====== Data supplied ======
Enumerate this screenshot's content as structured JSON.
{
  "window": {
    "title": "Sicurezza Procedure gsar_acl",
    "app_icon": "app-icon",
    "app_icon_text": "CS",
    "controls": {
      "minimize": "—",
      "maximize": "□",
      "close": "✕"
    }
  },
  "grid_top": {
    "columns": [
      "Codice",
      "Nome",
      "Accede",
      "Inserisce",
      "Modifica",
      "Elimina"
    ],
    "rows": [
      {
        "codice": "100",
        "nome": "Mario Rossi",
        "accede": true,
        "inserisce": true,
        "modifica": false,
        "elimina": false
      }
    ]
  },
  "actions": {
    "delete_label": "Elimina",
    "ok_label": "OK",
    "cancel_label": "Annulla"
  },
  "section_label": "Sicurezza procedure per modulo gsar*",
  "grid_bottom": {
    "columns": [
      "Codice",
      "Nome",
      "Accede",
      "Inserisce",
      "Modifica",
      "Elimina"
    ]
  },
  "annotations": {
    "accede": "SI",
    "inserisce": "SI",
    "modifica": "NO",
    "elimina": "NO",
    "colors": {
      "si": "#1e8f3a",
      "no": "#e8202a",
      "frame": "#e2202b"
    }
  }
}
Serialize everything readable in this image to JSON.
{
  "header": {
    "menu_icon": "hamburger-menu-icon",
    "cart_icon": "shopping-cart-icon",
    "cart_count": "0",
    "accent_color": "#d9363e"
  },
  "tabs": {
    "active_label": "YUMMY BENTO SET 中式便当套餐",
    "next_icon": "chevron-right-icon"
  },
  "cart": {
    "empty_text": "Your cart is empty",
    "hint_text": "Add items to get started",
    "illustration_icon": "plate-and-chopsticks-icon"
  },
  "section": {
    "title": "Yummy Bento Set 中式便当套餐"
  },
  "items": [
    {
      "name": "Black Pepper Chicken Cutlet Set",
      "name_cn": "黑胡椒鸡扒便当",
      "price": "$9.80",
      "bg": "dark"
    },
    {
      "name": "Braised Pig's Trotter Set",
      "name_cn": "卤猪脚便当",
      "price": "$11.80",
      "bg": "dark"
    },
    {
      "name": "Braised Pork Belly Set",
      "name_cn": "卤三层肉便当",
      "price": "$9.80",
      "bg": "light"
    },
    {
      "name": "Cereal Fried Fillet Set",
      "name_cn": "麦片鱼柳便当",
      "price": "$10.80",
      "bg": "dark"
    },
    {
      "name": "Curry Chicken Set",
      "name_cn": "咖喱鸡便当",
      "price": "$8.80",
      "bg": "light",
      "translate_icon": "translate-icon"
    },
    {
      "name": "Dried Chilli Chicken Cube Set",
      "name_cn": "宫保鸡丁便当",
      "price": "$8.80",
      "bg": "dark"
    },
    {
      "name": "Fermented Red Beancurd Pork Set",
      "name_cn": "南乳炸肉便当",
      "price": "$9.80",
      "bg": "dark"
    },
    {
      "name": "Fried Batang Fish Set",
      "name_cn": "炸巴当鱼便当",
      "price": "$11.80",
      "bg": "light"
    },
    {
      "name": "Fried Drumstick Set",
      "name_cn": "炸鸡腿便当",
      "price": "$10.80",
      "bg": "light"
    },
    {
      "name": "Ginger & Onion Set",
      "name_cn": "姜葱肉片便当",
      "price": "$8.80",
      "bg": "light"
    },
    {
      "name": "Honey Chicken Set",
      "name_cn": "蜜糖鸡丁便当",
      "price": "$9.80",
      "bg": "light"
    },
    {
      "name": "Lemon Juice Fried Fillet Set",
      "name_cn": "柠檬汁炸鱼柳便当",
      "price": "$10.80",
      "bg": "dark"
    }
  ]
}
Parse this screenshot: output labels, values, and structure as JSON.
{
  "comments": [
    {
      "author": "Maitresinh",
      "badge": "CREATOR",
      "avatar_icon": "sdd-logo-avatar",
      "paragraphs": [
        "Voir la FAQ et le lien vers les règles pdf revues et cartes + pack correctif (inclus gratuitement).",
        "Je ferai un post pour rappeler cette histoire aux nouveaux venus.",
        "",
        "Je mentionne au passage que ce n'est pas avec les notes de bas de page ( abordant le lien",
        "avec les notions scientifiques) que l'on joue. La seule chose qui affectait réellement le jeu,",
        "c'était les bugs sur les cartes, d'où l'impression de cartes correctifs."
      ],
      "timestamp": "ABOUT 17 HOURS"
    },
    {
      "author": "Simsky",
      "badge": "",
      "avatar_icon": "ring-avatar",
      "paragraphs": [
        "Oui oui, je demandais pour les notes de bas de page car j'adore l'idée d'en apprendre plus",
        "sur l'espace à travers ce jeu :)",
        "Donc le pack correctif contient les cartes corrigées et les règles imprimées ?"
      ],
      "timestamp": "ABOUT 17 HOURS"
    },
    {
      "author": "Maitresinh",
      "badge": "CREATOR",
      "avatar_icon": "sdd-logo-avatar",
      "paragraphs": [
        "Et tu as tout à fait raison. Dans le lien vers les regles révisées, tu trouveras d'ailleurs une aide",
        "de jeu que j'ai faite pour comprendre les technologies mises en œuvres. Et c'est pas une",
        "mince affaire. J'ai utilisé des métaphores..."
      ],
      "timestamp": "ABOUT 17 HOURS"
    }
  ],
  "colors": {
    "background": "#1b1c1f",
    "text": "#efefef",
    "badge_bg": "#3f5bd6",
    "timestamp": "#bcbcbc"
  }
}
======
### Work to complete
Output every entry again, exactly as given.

### Exercise solution
Enumerate this screenshot's content as structured JSON.
{
  "window": {
    "title": "Sicurezza Procedure gsar_acl",
    "app_icon": "app-icon",
    "app_icon_text": "CS",
    "controls": {
      "minimize": "—",
      "maximize": "□",
      "close": "✕"
    }
  },
  "grid_top": {
    "columns": [
      "Codice",
      "Nome",
      "Accede",
      "Inserisce",
      "Modifica",
      "Elimina"
    ],
    "rows": [
      {
        "codice": "100",
        "nome": "Mario Rossi",
        "accede": true,
        "inserisce": true,
        "modifica": false,
        "elimina": false
      }
    ]
  },
  "actions": {
    "delete_label": "Elimina",
    "ok_label": "OK",
    "cancel_label": "Annulla"
  },
  "section_label": "Sicurezza procedure per modulo gsar*",
  "grid_bottom": {
    "columns": [
      "Codice",
      "Nome",
      "Accede",
      "Inserisce",
      "Modifica",
      "Elimina"
    ]
  },
  "annotations": {
    "accede": "SI",
    "inserisce": "SI",
    "modifica": "NO",
    "elimina": "NO",
    "colors": {
      "si": "#1e8f3a",
      "no": "#e8202a",
      "frame": "#e2202b"
    }
  }
}
Serialize everything readable in this image to JSON.
{
  "header": {
    "menu_icon": "hamburger-menu-icon",
    "cart_icon": "shopping-cart-icon",
    "cart_count": "0",
    "accent_color": "#d9363e"
  },
  "tabs": {
    "active_label": "YUMMY BENTO SET 中式便当套餐",
    "next_icon": "chevron-right-icon"
  },
  "cart": {
    "empty_text": "Your cart is empty",
    "hint_text": "Add items to get started",
    "illustration_icon": "plate-and-chopsticks-icon"
  },
  "section": {
    "title": "Yummy Bento Set 中式便当套餐"
  },
  "items": [
    {
      "name": "Black Pepper Chicken Cutlet Set",
      "name_cn": "黑胡椒鸡扒便当",
      "price": "$9.80",
      "bg": "dark"
    },
    {
      "name": "Braised Pig's Trotter Set",
      "name_cn": "卤猪脚便当",
      "price": "$11.80",
      "bg": "dark"
    },
    {
      "name": "Braised Pork Belly Set",
      "name_cn": "卤三层肉便当",
      "price": "$9.80",
      "bg": "light"
    },
    {
      "name": "Cereal Fried Fillet Set",
      "name_cn": "麦片鱼柳便当",
      "price": "$10.80",
      "bg": "dark"
    },
    {
      "name": "Curry Chicken Set",
      "name_cn": "咖喱鸡便当",
      "price": "$8.80",
      "bg": "light",
      "translate_icon": "translate-icon"
    },
    {
      "name": "Dried Chilli Chicken Cube Set",
      "name_cn": "宫保鸡丁便当",
      "price": "$8.80",
      "bg": "dark"
    },
    {
      "name": "Fermented Red Beancurd Pork Set",
      "name_cn": "南乳炸肉便当",
      "price": "$9.80",
      "bg": "dark"
    },
    {
      "name": "Fried Batang Fish Set",
      "name_cn": "炸巴当鱼便当",
      "price": "$11.80",
      "bg": "light"
    },
    {
      "name": "Fried Drumstick Set",
      "name_cn": "炸鸡腿便当",
      "price": "$10.80",
      "bg": "light"
    },
    {
      "name": "Ginger & Onion Set",
      "name_cn": "姜葱肉片便当",
      "price": "$8.80",
      "bg": "light"
    },
    {
      "name": "Honey Chicken Set",
      "name_cn": "蜜糖鸡丁便当",
      "price": "$9.80",
      "bg": "light"
    },
    {
      "name": "Lemon Juice Fried Fillet Set",
      "name_cn": "柠檬汁炸鱼柳便当",
      "price": "$10.80",
      "bg": "dark"
    }
  ]
}
Parse this screenshot: output labels, values, and structure as JSON.
{
  "comments": [
    {
      "author": "Maitresinh",
      "badge": "CREATOR",
      "avatar_icon": "sdd-logo-avatar",
      "paragraphs": [
        "Voir la FAQ et le lien vers les règles pdf revues et cartes + pack correctif (inclus gratuitement).",
        "Je ferai un post pour rappeler cette histoire aux nouveaux venus.",
        "",
        "Je mentionne au passage que ce n'est pas avec les notes de bas de page ( abordant le lien",
        "avec les notions scientifiques) que l'on joue. La seule chose qui affectait réellement le jeu,",
        "c'était les bugs sur les cartes, d'où l'impression de cartes correctifs."
      ],
      "timestamp": "ABOUT 17 HOURS"
    },
    {
      "author": "Simsky",
      "badge": "",
      "avatar_icon": "ring-avatar",
      "paragraphs": [
        "Oui oui, je demandais pour les notes de bas de page car j'adore l'idée d'en apprendre plus",
        "sur l'espace à travers ce jeu :)",
        "Donc le pack correctif contient les cartes corrigées et les règles imprimées ?"
      ],
      "timestamp": "ABOUT 17 HOURS"
    },
    {
      "author": "Maitresinh",
      "badge": "CREATOR",
      "avatar_icon": "sdd-logo-avatar",
      "paragraphs": [
        "Et tu as tout à fait raison. Dans le lien vers les regles révisées, tu trouveras d'ailleurs une aide",
        "de jeu que j'ai faite pour comprendre les technologies mises en œuvres. Et c'est pas une",
        "mince affaire. J'ai utilisé des métaphores..."
      ],
      "timestamp": "ABOUT 17 HOURS"
    }
  ],
  "colors": {
    "background": "#1b1c1f",
    "text": "#efefef",
    "badge_bg": "#3f5bd6",
    "timestamp": "#bcbcbc"
  }
}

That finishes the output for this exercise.